An examination of support and opposition to the Oslo agreements
conceived in August 1993, as seen through the lens of polls taken by the
Jerusalem Media and Communications Centre, shows that over the last 20
years, increasing numbers of Palestinians polled have opposed the
agreements, despite their early popularity. Rather surprisingly, in
recent years, the agreements’ popularity has appeared to rebound.
Still, a plurality of Palestinians remained in opposition to the Oslo agreement in March 2013, their ranks solidified by 22% of respondents who said they were “strongly opposed” to the agreement, as opposed to about 7% in December 1997.
When Palestinians were asked in December 1997, “What’s your opinion of the Oslo agreement?
Would you say that you strongly support, support, oppose, or strongly oppose it?,” 68% of the public supported or strongly supported the agreements. This first JMCC poll asking this question was also to be the high point of support for the peace process as the question was asked repeatedly over the years.
The majority of the Palestinian public in the West Bank and Gaza Strip viewed the agreements
positively until the start of the second Palestinian uprising in September 2000—five years after the agreements had expired.
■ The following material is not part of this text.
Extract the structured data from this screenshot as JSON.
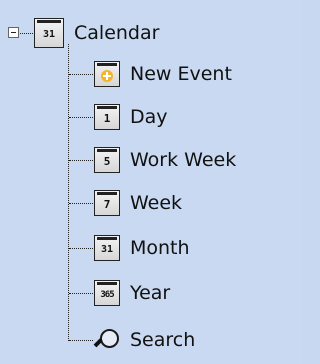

Between June and December 2000, attitudes shifted dramatically and a plurality of Palestinians began to oppose the agreement.
Since December 2002, while data is only available in 2006 and 2013, support for the Oslo agreements has risen again. Two events may explain this trend. First, the second intifada’s punishing policies of closure, incursions, arrests and detentions, and so on may have weighed heavily on Palestinians comparing this period with times of peace. The change may also be the result of domestic conflict between Fateh and Hamas. The Oslo agreements were viewed as signature achievements of Fateh that were under threat by Hamas when it first won general elections in 2006 and then took over the Gaza Strip in 2007.
For the most part, only when respondents were separated by their trust for Fateh, Hamas, other
factions, or no faction at all were significant differences noted in the above trends.
ng respondents who trust Hamas, the proportion of those who oppose the Oslo
agreements is consistently higher than the proportion of those who support it. It is re-
markable, however, that in May 1998, nearly 40% of respondents that trusted Hamas said
that they supported the Oslo agreements, and that the percentage of Oslo supporters who
trust Hamas never drops below 12% in the polling data available.
In March 2013, approximately one-fourth of respondents polled said that they trust no
Palestinian faction. This important constituency bucked the trend between 2002 and 2013
showing a rise in support for the Oslo agreements. This significant group—a natural constituency for any new political configuration—has increased its opposition to the Oslo agreement over the past six years, from approximately 46% to 52%.
Only a few other differences were noted when respondents’ answers were analyzed by region,
whether they live in a city, refugee camp or village, gender, age and family income. Refugee camp residents became opposed to the agreements before the general Palestinian population and do not share in today’s trend of rebounding support. Respondents with above average income were and remain more markedly opposed to the agreements, bucking the current trend of renewed support.